Ban's comments came after President Obama and Russian President Putin came down in tense fashion talking about the Syrian conflict. Russia has blocked the U.N. Security Council resolutions against Assad's regime. The Two leaders insist progress was made during the talk and they agreed to work with all "interested parties."
This morning on "Starting Point," fmr. U.S. Ambassador to Iraq John Negroponte weighs in on whether bringing Iran into Syria talks makes sense, what role Russia should be playing in discussions and if the Obama Administration is to blame for failing to take a lead on quelling the violence.
Daniel Klaidman's new book "Kill or Capture: The War on Terror and the Soul of the Obama Presidency" reads more like a page-turning drama than a documentation of the time inside the White House.
The book looks at how the Obama Administration has handled the war on terror, and shares one story of a screaming match between Presidential adviser David Axelrod and Attorney General Eric Holder, at one point coming face to face after a cabinet meeting back in 2009.
Author Daniel Klaidman writes that Axelrod says, "'Don't ever, ever accuse me of trying to interfere with the operations of the Justice Department.' Axelrod warned Holder after confronting him in the hallway. 'I'm not Karl Rove.' The two men stood chest to chest. It was like a schoolyard fight."
White House staffers caught in the crossfire allegedly averted their eyes. According to the book, senior advisor Valerie Jarrett squeezed between them, broke it up and everyone back to their offices.
Klaidman tells Soledad on "Starting Point" that the administration had a hard time working between fulfilling campaign promises and committing to ongoing initiatives.
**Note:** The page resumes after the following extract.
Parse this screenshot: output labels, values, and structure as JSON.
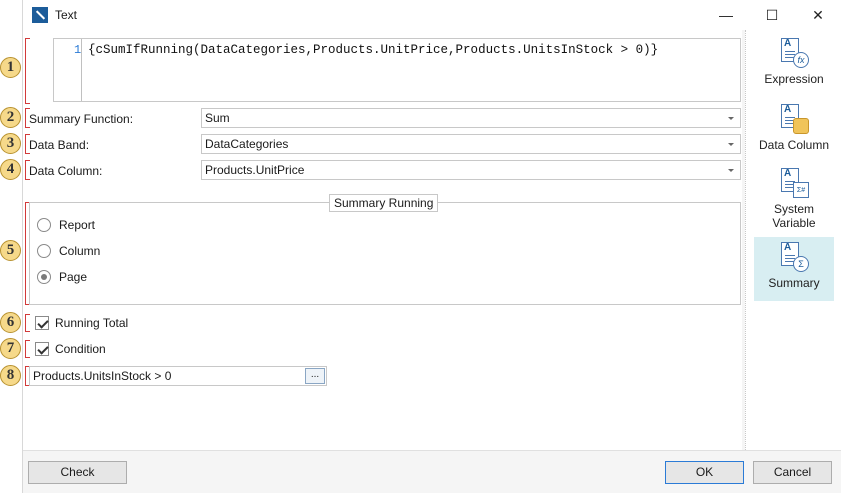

"What was going on is in mid-2009, early 2009 really, the White House was obviously preoccupied with the economy," Klaidman says. "We were still deep in recession. They were trying to push health care. Meanwhile, the Attorney General is doing his job. He's trying to fulfill the President's promises on some of these hot button counterterrorism issues. And so, there is an inevitable clash here."
"I was surprised how personal it got, the level of tension and animosity," Klaidman adds. "But in some ways, you know, there may be something healthy about battling it out."
See another clip from the interview below.